"I just didn't want to create the impression that the neuropsychologist had any involvement because she, like my daughter, didn’t have any knowledge of my actions, of what I had done," she said.

Huffman, 56, admitted in her statement last month that she paid at least $15,000 for a proctor to alter answers on her oldest daughter’s SAT to boost her score.

"I am in full acceptance of my guilt, and with deep regret and shame over what I have done, I accept full responsibility for my actions and will accept the consequences that stem from those actions,'' she said in her statement.

She is part of a group of more than a dozen parents who have already agreed to plead guilty in connection with the scandal, in which the FBI says scheme mastermind William Rick Singer accepted millions of dollars to help wealthy parents get their children into top universities.

Huffman's husband, actor William H. Macy, has not been charged.

Lori Loughlin, another high-profile actress charged in the scandal, pleaded not guilty last month along with her husband, Mossimo Giannulli.

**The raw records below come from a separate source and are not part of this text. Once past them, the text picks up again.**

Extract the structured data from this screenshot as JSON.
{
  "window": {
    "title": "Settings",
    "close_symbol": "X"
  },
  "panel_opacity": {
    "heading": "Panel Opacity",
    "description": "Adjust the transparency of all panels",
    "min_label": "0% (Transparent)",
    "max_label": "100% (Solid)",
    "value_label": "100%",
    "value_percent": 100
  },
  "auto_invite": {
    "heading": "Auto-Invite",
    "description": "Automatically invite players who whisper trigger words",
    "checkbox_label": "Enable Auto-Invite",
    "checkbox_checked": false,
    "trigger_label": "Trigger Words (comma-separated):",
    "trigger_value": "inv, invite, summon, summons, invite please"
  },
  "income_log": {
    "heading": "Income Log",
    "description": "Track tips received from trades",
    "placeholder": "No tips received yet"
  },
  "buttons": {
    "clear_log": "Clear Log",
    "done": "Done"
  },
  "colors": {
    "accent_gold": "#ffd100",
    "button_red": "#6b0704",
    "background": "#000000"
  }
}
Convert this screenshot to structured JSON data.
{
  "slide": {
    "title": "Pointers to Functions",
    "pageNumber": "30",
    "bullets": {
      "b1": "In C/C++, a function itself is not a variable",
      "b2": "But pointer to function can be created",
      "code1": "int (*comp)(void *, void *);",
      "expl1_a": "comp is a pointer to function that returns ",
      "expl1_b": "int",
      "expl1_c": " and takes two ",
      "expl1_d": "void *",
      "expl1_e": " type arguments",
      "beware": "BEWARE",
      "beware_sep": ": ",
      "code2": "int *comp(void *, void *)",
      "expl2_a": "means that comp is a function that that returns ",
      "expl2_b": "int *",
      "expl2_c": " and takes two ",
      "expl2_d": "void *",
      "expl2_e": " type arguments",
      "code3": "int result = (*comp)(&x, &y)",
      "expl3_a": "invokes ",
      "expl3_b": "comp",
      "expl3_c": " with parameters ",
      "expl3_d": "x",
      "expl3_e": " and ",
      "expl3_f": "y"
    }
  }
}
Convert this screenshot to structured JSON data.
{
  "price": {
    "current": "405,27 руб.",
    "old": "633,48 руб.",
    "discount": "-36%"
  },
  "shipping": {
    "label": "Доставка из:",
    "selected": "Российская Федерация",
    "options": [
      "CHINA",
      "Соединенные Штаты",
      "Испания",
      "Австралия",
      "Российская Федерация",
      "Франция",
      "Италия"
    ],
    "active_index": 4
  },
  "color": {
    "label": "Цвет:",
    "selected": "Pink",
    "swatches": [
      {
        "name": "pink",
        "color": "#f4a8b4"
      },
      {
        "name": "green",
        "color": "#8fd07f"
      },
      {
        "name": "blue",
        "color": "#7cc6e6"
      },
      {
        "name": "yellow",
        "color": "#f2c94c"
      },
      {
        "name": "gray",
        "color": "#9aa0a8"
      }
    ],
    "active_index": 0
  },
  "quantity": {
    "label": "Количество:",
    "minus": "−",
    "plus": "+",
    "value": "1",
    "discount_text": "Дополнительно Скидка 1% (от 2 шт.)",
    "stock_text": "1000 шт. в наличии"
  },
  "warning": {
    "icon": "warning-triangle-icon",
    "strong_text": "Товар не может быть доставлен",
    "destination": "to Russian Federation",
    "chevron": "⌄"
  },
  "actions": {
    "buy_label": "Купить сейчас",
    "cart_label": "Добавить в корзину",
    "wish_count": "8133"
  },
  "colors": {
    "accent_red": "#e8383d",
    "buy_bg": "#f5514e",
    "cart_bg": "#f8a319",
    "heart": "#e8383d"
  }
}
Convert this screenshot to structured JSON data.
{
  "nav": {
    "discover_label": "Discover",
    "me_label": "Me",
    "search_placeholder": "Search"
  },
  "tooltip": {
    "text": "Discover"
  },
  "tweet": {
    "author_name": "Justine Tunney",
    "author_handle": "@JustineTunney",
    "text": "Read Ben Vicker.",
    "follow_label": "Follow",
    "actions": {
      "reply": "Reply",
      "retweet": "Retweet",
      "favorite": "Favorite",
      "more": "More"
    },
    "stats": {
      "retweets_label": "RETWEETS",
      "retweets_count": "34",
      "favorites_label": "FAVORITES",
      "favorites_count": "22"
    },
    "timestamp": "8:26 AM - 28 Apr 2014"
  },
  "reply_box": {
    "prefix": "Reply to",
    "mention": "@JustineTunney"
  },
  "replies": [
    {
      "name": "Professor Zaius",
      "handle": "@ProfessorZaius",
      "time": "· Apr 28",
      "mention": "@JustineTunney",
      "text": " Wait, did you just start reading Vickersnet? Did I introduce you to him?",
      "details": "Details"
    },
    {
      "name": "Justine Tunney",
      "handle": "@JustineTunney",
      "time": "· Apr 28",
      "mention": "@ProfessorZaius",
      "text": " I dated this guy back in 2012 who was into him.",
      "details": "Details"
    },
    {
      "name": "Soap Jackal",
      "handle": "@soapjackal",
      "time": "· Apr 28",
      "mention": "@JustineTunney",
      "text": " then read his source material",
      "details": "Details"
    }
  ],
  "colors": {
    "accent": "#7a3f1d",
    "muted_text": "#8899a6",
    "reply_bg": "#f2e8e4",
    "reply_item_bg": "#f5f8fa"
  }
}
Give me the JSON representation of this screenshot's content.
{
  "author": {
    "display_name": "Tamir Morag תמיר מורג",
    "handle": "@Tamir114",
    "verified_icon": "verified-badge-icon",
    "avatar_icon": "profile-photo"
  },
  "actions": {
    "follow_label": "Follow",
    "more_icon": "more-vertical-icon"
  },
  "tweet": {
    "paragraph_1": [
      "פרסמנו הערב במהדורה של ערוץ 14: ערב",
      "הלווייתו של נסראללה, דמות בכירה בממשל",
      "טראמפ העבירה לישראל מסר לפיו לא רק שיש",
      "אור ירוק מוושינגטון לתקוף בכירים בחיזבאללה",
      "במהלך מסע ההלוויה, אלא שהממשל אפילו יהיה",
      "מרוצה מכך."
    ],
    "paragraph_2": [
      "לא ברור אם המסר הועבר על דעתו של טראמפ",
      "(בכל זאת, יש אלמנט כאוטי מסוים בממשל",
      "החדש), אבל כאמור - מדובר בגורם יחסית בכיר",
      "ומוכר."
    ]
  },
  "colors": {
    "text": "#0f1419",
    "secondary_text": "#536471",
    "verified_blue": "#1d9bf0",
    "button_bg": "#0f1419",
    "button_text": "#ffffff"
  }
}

The "Fuller House" star and her husband were indicted on a charge of money laundering along with conspiracy to commit mail fraud after allegedly paying $500,000 in bribes to help their two daughters get admitted into the University of Southern California.

The scandal is now becoming the subject of a limited TV series based on "Accepted," an upcoming book by Wall Street Journal reporters Melissa Korn and Jennifer Levitz, Deadline reported.